• **Aim of the task**
Please retype every record below exactly, leaving the pictures out.

Dataset rows for apps and sites
=-=-=

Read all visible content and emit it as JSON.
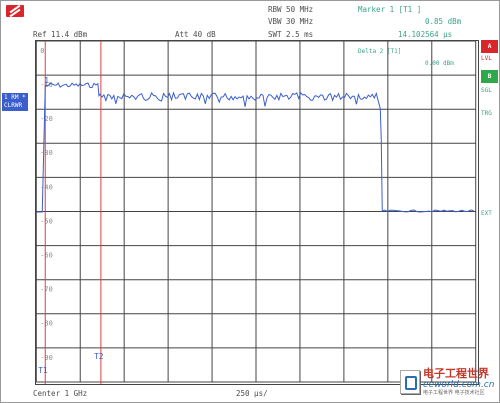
{
  "header": {
    "rbw_label": "RBW 50 MHz",
    "vbw_label": "VBW 30 MHz",
    "swt_label": "SWT 2.5 ms",
    "ref_label": "Ref  11.4 dBm",
    "att_label": "Att  40 dB",
    "marker_title": "Marker 1 [T1 ]",
    "marker_level": "0.85 dBm",
    "marker_time": "14.102564 µs",
    "delta_label": "Delta 2 [T1]",
    "delta_level": "0.00 dBm"
  },
  "trace_badge": {
    "line1": "1 RM *",
    "line2": "CLRWR"
  },
  "side_panel": {
    "a_label": "A",
    "lvl_label": "LVL",
    "b_label": "B",
    "sgl_label": "SGL",
    "trg_label": "TRG",
    "ext_label": "EXT"
  },
  "plot": {
    "y_ticks": [
      "0",
      "-10",
      "-20",
      "-30",
      "-40",
      "-50",
      "-60",
      "-70",
      "-80",
      "-90"
    ],
    "markers": [
      "1",
      "T1",
      "T2"
    ]
  },
  "footer": {
    "center_label": "Center 1 GHz",
    "span_label": "250 µs/"
  },
  "watermark": {
    "title": "电子工程世界",
    "sub": "eeworld.com.cn",
    "cn": "电子工程世界 电子技术社区"
  },
  "colors": {
    "trace": "#3a5fcd",
    "grid": "#444444",
    "marker_line": "#e04040",
    "badge_bg": "#3a5fcd",
    "logo": "#d8262c",
    "panel_red": "#d8262c",
    "panel_green": "#2ea84a"
  }
}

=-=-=

• **Solution for this problem**
Read all visible content and emit it as JSON.
{
  "header": {
    "rbw_label": "RBW 50 MHz",
    "vbw_label": "VBW 30 MHz",
    "swt_label": "SWT 2.5 ms",
    "ref_label": "Ref  11.4 dBm",
    "att_label": "Att  40 dB",
    "marker_title": "Marker 1 [T1 ]",
    "marker_level": "0.85 dBm",
    "marker_time": "14.102564 µs",
    "delta_label": "Delta 2 [T1]",
    "delta_level": "0.00 dBm"
  },
  "trace_badge": {
    "line1": "1 RM *",
    "line2": "CLRWR"
  },
  "side_panel": {
    "a_label": "A",
    "lvl_label": "LVL",
    "b_label": "B",
    "sgl_label": "SGL",
    "trg_label": "TRG",
    "ext_label": "EXT"
  },
  "plot": {
    "y_ticks": [
      "0",
      "-10",
      "-20",
      "-30",
      "-40",
      "-50",
      "-60",
      "-70",
      "-80",
      "-90"
    ],
    "markers": [
      "1",
      "T1",
      "T2"
    ]
  },
  "footer": {
    "center_label": "Center 1 GHz",
    "span_label": "250 µs/"
  },
  "watermark": {
    "title": "电子工程世界",
    "sub": "eeworld.com.cn",
    "cn": "电子工程世界 电子技术社区"
  },
  "colors": {
    "trace": "#3a5fcd",
    "grid": "#444444",
    "marker_line": "#e04040",
    "badge_bg": "#3a5fcd",
    "logo": "#d8262c",
    "panel_red": "#d8262c",
    "panel_green": "#2ea84a"
  }
}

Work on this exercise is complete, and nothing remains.